Division of Marine Fisheries
251 Causeway Street, Suite 400
Boston, MA 02114
Fax (617) 626.1509
April 2 , 2009
Advisory To Mariners
HIGH RISK AREA FOR RIGHT WHALES IN WESTERN CAPE COD BAY
Zooplankton collection throughout Cape Cod Bay on April 1, 2009, coupled with observed right whale behavior, indicate a High Risk Area in the western portion of Cape Cod Bay. Approximately 12 right whales were observed sub-surface feeding near the shipping lanes. These near-surface feeding activities are known to put whales are risk of vessel collision. Our observations indicate that a significant resource is present in the area, but that it is not substantial enough to persist for more than several days, unless a new food resource rotates into the bay. However, based on the current zooplankton resource, sub-surface feeding behavior, and the proximity to the shipping lanes, mariners are advised of this area of elevated risk. Mariners should reduce speed within the designated area and be alert to the presence of whales feeding just beneath the sea surface.
A new federal law prohibits vessels greater than 65 feet in length from exceeding speeds of 10 knots in Cape Cod Bay during this time of year; however right whales are still vulnerable to collision with smaller vessels. For the safety of both mariners and the whales, vessel operators are strongly urged to reduce speed (less than 10 knots), post lookouts, and proceed with caution to avoid colliding with this highly endangered whale.
Vessels are also prohibited by state and federal law from approaching within 500 yards of a right whale. Massachusetts Environmental Police and U.S. Coast Guard are authorized to enforce the 500- yard rule. Fishermen are reminded that the approach rule also prohibits them from starting fishing operations (setting or hauling gear) within 500 yards of a right whale.
When right whales depart the area, the advisory will be lifted.
Whales that are surface and subsurface feeding on dense blooms of zooplankton (copepods) are at great risk for vessel strike. More vessel traffic is expected in this area over the next few weeks with seasonal increases in recreational and commercial fishing, as well as whale watching, and passenger ship activity. Right whales are the most endangered large whale in the North Atlantic , with a population of approximately 400 animals. Vessel strike is a major cause of human-induced mortality for right whales.
Management of maritime activities near right whales is part of the MarineFisheries Right Whale Conservation Program.
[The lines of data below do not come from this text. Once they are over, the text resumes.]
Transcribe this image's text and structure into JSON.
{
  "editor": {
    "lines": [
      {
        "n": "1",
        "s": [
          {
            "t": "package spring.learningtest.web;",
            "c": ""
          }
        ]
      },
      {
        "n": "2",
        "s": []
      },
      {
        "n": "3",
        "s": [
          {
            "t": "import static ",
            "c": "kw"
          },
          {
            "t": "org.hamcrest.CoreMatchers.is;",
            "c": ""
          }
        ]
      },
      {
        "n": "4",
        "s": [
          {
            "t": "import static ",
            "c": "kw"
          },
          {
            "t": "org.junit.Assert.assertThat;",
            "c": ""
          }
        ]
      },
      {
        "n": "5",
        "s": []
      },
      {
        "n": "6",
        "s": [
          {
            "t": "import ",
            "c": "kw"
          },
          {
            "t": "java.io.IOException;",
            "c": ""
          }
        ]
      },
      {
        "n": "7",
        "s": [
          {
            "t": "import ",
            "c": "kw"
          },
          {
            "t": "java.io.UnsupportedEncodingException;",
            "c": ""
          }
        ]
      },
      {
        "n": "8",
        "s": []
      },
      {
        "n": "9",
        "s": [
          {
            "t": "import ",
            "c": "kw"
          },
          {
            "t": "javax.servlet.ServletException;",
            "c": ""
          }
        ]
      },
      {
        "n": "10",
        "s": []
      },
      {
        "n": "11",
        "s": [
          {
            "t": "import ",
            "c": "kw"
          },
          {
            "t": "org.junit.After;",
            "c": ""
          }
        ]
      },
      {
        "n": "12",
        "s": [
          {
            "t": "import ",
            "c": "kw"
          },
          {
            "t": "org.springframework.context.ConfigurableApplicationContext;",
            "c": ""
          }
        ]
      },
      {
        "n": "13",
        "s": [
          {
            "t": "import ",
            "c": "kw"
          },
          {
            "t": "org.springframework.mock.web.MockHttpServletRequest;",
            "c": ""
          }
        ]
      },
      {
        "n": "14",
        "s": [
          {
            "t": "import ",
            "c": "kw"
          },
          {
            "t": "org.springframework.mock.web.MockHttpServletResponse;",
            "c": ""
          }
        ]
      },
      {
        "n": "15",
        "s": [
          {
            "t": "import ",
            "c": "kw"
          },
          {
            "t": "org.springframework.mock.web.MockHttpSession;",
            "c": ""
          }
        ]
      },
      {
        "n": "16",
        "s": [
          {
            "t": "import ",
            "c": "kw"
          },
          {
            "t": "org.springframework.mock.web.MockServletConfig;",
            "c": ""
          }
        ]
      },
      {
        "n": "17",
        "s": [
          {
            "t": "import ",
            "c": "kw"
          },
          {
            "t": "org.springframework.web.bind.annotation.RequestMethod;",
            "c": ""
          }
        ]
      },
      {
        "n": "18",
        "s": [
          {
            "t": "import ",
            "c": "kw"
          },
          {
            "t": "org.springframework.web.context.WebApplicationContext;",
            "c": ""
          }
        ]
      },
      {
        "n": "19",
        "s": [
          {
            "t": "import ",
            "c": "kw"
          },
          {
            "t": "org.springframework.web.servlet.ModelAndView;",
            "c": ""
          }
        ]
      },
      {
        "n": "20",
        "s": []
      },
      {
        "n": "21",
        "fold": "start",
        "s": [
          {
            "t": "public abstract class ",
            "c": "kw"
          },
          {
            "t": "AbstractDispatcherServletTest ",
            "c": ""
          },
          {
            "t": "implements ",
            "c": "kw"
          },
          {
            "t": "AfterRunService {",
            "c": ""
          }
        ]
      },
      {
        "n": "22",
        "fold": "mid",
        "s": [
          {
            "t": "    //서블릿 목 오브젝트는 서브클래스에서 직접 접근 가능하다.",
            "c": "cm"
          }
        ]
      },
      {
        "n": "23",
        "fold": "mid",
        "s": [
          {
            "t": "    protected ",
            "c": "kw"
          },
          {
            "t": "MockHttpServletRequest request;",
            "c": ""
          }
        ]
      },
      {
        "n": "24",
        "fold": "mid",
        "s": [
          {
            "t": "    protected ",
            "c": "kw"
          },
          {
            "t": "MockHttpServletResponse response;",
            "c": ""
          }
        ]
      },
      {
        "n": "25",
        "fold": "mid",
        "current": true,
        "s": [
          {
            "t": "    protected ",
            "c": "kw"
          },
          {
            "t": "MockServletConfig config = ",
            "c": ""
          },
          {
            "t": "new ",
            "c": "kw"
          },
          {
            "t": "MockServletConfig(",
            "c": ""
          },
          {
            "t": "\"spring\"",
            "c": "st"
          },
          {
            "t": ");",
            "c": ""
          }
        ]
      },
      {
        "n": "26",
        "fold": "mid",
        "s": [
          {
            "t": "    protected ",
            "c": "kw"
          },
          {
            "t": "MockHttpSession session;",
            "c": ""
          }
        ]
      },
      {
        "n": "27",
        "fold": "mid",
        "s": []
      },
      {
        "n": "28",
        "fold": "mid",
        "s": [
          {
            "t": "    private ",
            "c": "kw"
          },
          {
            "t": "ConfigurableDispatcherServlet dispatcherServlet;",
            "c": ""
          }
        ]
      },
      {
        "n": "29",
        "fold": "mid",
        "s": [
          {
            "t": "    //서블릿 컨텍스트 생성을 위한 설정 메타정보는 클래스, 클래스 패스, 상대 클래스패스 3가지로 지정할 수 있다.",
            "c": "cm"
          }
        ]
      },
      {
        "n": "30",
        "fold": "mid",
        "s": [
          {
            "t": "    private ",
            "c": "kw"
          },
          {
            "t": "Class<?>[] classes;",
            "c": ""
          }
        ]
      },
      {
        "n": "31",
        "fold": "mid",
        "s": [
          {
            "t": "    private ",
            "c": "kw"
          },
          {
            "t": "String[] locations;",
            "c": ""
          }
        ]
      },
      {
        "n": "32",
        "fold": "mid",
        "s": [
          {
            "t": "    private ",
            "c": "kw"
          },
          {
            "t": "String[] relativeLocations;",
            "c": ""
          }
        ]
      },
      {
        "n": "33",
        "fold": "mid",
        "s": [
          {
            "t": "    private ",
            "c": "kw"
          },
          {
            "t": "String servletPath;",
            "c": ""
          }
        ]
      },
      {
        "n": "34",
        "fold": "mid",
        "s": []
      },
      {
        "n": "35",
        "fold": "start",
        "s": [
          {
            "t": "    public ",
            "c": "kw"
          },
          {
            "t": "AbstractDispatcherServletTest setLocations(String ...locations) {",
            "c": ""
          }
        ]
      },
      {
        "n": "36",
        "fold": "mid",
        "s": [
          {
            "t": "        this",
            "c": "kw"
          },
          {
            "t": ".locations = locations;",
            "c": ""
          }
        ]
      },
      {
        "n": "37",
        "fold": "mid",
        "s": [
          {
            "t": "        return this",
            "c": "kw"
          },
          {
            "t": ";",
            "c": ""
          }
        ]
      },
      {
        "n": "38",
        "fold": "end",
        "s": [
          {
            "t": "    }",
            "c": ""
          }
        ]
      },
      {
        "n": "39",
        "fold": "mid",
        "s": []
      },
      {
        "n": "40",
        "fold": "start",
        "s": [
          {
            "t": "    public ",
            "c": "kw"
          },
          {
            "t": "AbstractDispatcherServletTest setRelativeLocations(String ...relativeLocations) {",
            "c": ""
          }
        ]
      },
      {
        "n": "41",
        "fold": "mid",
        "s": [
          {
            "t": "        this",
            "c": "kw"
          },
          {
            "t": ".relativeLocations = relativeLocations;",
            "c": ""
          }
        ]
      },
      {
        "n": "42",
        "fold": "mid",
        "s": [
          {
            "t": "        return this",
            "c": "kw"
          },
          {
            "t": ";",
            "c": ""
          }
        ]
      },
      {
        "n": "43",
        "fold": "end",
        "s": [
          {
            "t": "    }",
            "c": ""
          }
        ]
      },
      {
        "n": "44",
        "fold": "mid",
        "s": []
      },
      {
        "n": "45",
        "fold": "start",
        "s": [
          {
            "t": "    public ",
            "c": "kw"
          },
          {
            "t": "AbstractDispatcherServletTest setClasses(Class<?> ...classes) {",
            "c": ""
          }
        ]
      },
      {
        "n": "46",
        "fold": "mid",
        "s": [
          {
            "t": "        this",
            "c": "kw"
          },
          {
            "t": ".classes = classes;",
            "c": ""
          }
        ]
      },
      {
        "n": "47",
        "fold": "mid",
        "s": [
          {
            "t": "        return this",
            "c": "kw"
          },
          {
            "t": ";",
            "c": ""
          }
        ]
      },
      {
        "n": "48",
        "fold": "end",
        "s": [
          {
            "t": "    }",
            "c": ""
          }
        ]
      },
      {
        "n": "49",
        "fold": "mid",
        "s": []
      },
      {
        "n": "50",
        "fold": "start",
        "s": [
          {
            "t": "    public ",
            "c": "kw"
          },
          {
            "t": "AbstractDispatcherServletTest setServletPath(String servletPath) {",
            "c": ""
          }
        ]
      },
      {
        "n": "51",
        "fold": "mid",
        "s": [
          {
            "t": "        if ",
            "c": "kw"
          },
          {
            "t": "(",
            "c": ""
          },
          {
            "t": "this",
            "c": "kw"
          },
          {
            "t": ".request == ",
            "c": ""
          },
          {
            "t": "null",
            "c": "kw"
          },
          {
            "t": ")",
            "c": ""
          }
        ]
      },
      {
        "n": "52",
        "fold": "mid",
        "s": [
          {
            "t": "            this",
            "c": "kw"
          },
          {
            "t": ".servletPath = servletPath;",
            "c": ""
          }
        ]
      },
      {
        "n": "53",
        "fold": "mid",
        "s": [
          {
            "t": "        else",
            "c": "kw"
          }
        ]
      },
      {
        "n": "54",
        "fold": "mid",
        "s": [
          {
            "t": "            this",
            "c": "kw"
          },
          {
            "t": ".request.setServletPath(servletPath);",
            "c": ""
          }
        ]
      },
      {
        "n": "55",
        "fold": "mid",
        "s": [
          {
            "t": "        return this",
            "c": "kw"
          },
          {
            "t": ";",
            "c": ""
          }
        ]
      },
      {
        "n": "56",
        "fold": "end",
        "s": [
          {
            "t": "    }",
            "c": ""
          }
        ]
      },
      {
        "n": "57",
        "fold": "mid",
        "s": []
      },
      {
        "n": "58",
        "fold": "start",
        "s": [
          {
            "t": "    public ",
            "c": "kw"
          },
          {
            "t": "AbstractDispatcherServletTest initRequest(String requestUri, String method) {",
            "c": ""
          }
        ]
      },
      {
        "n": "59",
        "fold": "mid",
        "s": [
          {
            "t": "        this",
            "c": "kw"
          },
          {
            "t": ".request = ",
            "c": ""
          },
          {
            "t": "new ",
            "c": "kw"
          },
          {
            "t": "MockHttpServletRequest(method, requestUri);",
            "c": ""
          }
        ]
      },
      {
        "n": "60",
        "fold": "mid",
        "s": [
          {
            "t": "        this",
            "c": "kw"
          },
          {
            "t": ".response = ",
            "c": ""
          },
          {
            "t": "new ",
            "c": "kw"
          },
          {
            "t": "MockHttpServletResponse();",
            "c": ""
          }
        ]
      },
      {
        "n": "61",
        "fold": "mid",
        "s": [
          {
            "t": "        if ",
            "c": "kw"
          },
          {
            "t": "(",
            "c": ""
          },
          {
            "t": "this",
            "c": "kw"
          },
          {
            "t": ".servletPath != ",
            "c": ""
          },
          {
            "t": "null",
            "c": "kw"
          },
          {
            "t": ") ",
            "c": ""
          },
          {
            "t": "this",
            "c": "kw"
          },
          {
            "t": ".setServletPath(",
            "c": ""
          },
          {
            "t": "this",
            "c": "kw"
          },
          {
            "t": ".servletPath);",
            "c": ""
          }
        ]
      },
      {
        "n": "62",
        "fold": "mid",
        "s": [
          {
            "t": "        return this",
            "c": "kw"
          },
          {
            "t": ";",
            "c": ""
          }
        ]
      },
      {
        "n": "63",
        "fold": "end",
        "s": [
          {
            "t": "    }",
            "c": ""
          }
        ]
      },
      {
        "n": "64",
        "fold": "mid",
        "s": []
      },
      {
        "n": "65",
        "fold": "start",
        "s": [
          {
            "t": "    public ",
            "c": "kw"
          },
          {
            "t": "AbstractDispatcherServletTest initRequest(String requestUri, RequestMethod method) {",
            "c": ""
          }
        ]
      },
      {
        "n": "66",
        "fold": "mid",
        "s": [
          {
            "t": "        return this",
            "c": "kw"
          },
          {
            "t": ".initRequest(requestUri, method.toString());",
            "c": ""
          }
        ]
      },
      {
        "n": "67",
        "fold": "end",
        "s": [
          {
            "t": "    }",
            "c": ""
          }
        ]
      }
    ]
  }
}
The Right Whale Conservation Program is a cooperative effort between MarineFisheries and the Provincetown Center for Coastal Studies (CCS) to study and protect right whales in Cape Cod Bay.
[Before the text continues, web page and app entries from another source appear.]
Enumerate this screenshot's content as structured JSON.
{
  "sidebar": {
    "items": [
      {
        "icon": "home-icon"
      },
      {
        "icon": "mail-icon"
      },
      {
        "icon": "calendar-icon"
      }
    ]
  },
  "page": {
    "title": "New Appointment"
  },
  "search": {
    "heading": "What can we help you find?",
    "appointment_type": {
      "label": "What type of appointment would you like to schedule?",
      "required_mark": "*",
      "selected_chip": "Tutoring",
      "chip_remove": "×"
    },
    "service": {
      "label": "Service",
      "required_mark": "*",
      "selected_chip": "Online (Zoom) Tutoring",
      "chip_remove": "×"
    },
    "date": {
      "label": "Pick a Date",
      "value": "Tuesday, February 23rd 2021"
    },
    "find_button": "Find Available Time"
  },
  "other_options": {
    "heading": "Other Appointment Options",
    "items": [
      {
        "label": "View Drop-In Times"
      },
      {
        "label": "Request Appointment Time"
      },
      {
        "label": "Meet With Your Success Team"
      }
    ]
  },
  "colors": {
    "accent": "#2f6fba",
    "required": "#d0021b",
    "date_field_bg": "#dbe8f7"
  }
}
Real-time monitoring of right whales through vessel and aerial–based surveillance, and forecasting of right whale presence through habitat analysis, makes the Massachusetts Right Whale Conservation Program the most comprehensive of any program throughout the species’ range. The presence of whales is also being monitored by MarineFisheries and Cornell University researchers through real-time acoustic listening stations.
The National Marine Fisheries Service (NOAA Fisheries) issues warnings to mariners via the Northern Right Whale Sighting Advisory System (SAS). Participating agencies in the SAS include MarineFisheries and the Massachusetts Environmental Police, the U.S. Coast Guard, the U.S. Army Corps of Engineers (ACOE), CCS, and other research groups. Advisories can be viewed at the NOAA Fisheries Northeast Region web site ( http://rwhalesightings.nefsc.noaa.gov ) and are broadcast over NOAA weather radio (http:// 18.104.22.168/nwr/).
For more information, visit the MarineFisheries website at www.mass.gov/marinefisheries or contact Erin Burke (Erin.Burke@state.ma.us, 978 551-0152) or Dan McKiernan (email@example.com, 617 626-1536). Center for Coastal Studies ( www.coastal studies.org) right whale researchers Dr. Charles (Stormy) Mayo and Dr. Ruth Leeney can be reached at (508) 487-3623.